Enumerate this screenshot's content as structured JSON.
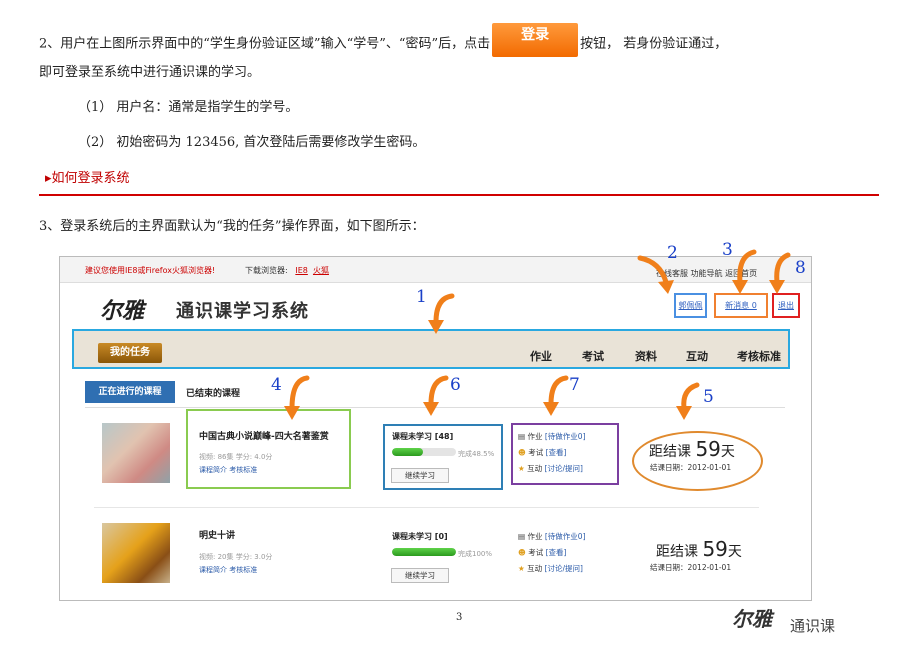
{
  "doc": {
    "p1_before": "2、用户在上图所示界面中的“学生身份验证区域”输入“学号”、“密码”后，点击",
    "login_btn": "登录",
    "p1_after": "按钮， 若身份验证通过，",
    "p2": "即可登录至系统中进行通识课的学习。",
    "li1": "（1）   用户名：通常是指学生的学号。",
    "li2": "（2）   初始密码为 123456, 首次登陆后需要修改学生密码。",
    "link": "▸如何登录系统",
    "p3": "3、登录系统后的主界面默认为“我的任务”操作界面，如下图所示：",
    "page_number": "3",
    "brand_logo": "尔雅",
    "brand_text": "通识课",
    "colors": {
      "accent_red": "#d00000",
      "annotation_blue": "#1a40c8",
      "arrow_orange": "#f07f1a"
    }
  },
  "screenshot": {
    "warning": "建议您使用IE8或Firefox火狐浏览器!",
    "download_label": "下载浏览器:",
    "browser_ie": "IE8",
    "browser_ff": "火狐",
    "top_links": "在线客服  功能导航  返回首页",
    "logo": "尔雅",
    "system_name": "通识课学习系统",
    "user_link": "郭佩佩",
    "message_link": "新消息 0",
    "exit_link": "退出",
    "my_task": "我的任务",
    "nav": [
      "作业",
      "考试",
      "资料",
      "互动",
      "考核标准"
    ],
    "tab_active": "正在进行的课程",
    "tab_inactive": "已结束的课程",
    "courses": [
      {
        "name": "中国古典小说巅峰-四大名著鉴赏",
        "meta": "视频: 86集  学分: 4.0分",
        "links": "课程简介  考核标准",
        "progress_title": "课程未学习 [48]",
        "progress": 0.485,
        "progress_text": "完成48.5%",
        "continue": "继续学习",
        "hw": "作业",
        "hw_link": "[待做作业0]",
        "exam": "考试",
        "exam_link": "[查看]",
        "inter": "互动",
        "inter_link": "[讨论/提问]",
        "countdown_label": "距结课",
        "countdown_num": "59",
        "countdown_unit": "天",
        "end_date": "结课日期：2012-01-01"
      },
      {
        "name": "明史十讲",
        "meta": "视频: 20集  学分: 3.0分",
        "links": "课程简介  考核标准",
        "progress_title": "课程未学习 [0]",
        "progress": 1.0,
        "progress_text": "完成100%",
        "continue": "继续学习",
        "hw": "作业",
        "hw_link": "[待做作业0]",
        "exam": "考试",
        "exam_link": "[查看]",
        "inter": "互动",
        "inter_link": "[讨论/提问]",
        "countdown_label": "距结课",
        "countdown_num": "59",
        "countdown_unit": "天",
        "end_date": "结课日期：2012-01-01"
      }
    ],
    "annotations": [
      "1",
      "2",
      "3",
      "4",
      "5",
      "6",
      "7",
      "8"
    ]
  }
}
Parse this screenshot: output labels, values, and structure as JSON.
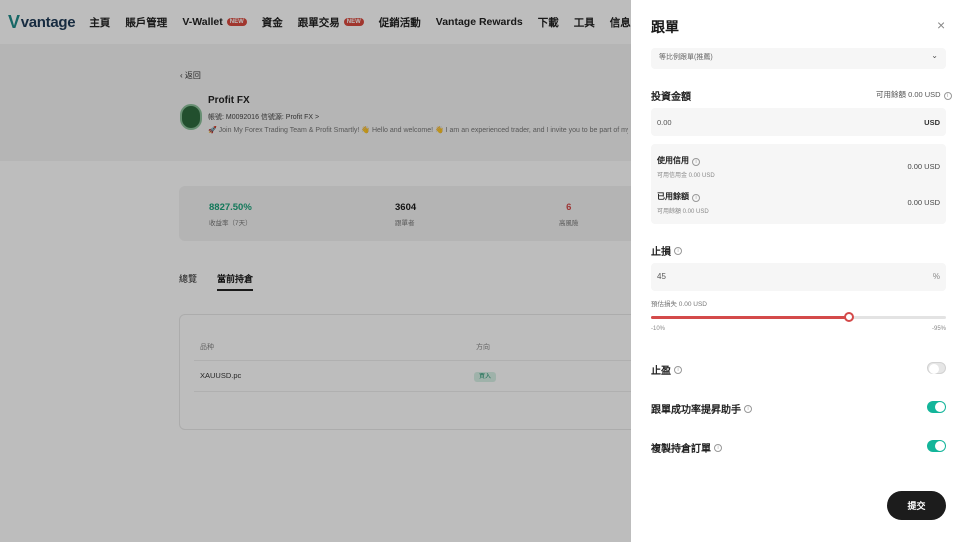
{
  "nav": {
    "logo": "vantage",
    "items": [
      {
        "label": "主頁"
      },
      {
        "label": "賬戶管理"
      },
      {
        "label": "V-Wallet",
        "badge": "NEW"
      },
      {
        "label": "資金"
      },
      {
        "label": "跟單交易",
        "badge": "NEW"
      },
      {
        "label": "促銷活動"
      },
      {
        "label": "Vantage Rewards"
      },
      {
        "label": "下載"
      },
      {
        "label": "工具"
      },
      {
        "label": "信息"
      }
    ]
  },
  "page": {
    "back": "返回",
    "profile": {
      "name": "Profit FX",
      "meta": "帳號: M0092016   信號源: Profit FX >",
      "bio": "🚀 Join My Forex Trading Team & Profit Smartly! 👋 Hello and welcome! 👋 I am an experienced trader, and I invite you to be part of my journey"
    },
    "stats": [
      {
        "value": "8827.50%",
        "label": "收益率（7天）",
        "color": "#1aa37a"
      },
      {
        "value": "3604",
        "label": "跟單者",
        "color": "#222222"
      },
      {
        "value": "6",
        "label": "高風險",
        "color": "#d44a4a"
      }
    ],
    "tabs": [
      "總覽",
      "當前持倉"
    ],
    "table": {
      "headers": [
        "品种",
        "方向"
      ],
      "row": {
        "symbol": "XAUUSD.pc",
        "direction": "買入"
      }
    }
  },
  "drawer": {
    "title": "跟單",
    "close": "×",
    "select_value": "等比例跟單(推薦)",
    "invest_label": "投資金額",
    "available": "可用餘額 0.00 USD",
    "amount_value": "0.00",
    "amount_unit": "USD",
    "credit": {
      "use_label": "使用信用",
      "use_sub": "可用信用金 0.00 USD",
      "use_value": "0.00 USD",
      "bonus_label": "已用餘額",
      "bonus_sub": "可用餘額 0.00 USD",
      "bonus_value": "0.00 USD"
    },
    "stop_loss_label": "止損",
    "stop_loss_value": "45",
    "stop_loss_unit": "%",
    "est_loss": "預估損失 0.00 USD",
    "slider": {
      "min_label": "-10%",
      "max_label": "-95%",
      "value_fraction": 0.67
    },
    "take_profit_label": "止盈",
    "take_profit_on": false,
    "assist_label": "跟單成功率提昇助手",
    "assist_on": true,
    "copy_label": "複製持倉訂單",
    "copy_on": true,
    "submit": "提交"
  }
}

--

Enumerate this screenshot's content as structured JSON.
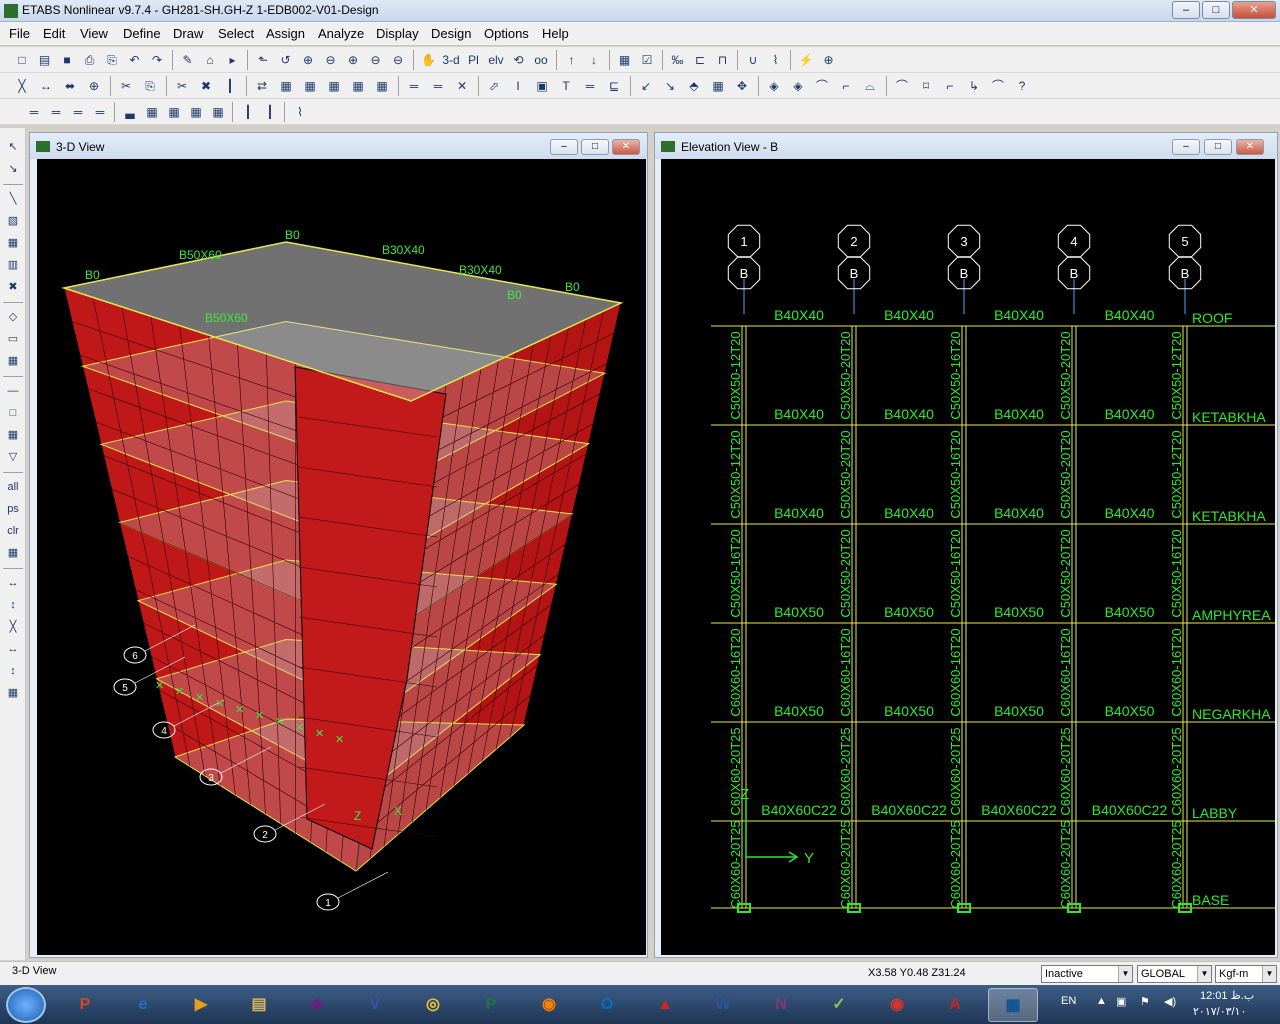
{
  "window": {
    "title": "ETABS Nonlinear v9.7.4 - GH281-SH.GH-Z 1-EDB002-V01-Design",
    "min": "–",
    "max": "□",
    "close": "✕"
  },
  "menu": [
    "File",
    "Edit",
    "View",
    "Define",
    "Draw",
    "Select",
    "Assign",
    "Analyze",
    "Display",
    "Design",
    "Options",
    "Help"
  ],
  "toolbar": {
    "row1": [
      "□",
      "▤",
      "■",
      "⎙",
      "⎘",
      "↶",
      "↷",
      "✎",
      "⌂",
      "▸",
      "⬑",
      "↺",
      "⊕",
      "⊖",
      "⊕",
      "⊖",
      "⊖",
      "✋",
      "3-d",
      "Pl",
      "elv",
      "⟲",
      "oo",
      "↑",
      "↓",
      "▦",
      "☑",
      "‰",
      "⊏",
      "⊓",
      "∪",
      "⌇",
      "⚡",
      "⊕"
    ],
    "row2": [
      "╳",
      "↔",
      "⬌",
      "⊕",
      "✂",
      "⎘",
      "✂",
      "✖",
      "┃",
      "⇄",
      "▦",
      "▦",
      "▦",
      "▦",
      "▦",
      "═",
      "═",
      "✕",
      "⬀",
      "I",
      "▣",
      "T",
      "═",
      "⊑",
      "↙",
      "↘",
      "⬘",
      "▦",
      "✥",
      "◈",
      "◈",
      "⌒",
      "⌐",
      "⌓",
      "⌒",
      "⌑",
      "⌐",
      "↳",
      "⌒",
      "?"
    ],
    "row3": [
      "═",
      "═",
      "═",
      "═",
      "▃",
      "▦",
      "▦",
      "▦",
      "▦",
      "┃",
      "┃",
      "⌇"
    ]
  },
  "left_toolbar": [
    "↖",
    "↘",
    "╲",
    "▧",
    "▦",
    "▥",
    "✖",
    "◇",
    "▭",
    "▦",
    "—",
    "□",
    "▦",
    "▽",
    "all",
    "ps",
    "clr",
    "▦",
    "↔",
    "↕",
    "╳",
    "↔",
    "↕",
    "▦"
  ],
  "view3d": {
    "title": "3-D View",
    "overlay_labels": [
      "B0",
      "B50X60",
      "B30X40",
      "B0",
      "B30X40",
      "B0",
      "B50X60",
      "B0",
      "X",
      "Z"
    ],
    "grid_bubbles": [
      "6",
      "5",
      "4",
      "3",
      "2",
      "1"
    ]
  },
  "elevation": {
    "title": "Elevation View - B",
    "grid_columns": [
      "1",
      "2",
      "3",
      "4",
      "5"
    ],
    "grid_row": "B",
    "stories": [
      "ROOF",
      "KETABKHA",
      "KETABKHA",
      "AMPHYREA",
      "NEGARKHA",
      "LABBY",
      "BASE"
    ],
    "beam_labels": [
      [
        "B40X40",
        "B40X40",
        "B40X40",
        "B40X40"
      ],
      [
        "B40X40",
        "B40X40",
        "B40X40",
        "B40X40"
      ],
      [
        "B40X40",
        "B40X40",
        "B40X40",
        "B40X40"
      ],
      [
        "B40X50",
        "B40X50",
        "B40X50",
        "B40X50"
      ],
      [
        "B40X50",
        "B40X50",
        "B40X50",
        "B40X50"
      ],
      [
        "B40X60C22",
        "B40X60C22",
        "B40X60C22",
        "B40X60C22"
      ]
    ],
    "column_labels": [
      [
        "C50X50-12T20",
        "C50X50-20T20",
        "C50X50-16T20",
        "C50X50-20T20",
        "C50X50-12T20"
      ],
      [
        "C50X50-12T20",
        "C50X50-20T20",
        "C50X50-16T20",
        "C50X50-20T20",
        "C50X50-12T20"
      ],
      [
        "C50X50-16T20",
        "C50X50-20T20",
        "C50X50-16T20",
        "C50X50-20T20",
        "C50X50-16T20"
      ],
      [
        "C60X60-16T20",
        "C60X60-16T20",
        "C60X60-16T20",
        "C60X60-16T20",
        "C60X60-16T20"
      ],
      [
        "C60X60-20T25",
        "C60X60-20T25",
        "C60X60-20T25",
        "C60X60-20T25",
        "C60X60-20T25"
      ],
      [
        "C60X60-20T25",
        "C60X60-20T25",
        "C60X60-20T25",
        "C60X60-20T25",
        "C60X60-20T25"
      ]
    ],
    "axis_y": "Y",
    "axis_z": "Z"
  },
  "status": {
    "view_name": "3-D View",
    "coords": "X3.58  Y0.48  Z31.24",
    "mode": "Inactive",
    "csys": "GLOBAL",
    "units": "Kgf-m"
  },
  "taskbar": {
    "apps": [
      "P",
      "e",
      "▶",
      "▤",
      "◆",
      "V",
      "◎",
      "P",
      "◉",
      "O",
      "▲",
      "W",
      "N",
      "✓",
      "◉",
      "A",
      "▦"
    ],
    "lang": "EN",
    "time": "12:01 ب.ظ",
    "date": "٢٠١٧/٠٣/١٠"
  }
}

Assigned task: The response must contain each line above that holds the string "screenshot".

Response below:
Enumerate this screenshot's content as structured JSON.
  "screenshot": {
Parse this screenshot: output labels, values, and structure as JSON.
Enumerate this screenshot's content as structured JSON.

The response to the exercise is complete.